On Thursday morning, I was not glued to ABC24, watching the US presidential debate. While I share the fascination of US politics with many of my compatriots, there is something a little obscene about watching a debate between two people vying to become leader of another country. Still, I sat immobile, at the blood bank, and without a paper, was glued instead to my Twitter feed which, naturally enough, was full to the brim with commentary about the unfolding proceedings.

The general thrust, from observers here and abroad, was, to paraphrase, “Romney is handing it to Obama.” Great, fine, but why?

“Obama looks tired, listless, angry, irritated.”

“Romney is more upbeat, likable, his zingers are really landing”

“Looks presidential”

And so on.

Really? This is it? It is at this point, it feels like an actual explanation of the purpose of debates is in order. Debates exist so that undecided voters have an opportunity to see the candidates for whom they may vote offering their policies, ideas and personalities under the microscope of opposition from their fiercest rival.

There is no media intervention. There are no press advisers. The candidate can’t call the event short if things aren’t going well. It’s unvarnished, open and even. Voters can see for themselves who makes the better case for election.

Instead, we get assessment from the media about who ‘won’. And who ‘won’ rarely won on the basis of policy or substance. Ordinarily, this would be fine, but for two things.

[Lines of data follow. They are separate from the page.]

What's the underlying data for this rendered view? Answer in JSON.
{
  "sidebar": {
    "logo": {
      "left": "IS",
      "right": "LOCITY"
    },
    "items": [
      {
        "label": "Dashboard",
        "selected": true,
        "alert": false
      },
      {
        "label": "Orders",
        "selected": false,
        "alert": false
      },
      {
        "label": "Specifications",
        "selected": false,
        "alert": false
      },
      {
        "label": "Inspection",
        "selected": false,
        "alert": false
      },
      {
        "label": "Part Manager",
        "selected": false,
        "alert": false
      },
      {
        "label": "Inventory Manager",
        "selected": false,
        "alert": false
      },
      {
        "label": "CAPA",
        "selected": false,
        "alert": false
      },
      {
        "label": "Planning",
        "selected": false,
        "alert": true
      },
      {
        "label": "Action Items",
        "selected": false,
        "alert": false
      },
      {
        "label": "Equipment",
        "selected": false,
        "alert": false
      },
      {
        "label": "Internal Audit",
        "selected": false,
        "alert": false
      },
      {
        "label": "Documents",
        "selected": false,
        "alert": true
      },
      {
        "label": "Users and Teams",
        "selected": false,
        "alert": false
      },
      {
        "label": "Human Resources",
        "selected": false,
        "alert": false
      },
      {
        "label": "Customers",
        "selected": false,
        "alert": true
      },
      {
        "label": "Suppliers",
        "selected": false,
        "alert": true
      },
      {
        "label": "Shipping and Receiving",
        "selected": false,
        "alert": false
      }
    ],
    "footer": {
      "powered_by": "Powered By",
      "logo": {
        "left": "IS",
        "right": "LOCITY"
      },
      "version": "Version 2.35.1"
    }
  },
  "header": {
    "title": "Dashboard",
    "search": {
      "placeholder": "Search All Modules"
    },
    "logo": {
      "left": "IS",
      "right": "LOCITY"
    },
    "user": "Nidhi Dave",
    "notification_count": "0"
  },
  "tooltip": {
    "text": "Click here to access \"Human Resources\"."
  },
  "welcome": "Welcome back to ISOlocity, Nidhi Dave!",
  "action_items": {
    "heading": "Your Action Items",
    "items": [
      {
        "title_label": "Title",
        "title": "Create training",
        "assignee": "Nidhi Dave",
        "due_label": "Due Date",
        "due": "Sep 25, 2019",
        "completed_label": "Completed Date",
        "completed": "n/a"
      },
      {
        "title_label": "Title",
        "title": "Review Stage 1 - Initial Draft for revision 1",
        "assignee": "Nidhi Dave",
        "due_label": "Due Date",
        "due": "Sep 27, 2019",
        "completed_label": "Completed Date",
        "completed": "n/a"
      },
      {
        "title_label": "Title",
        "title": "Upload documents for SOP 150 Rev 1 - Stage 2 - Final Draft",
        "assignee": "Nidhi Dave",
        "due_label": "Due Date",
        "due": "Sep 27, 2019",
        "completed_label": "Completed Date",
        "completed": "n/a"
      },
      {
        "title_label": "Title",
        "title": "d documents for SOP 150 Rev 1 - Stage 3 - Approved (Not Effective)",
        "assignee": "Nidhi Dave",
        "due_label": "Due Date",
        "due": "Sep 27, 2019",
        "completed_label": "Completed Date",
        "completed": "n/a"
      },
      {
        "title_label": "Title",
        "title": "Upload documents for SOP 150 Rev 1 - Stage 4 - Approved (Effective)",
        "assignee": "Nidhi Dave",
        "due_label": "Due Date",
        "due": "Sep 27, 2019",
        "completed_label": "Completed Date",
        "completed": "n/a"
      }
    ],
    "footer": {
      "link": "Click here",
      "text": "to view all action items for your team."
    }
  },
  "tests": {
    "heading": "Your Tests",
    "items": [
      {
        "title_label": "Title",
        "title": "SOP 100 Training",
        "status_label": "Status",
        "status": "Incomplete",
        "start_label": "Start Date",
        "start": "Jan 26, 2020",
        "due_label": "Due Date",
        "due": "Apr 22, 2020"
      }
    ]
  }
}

First, it’s undoubtedly leached from American politics to here. As the post-mortems continue to tend towards the vacuous, as have the policy pronouncements of the candidates. This is terrible for everyone involved.

Second, and far more insidiously, the public have absorbed these lessons, and now also view the debates as a discussion about ‘who won’, rather than ‘I saw a policy position that I was unaware of and it has changed my thinking about the election’. In all of the media reports I saw about the US debate, interviews with Jane and John Q. Public involved them offering the same pat dissertations on who won and why.

“Obama looked listless,” “Romney really took it to him, was more assertive,” etc.

Ad bloody nauseum.

Assessing who won a debate as a means of determining who won a debate is ludicrous, bordering on the Kafkaesque. Oh, for one person to say something to the effect of “I felt that, irrespective of body language, I felt Romney was convincing that he’s not out to gut the middle class and hand money to the wealthy, so, yeah, he was good.” Just one. But because they don’t, there is need for the speakers to say anything of value.

When ordinary punters are viewing debates through the lens of the media to this extent, let’s just call the whole thing off, because it has officially become another campaign event, rather than a ‘debate’.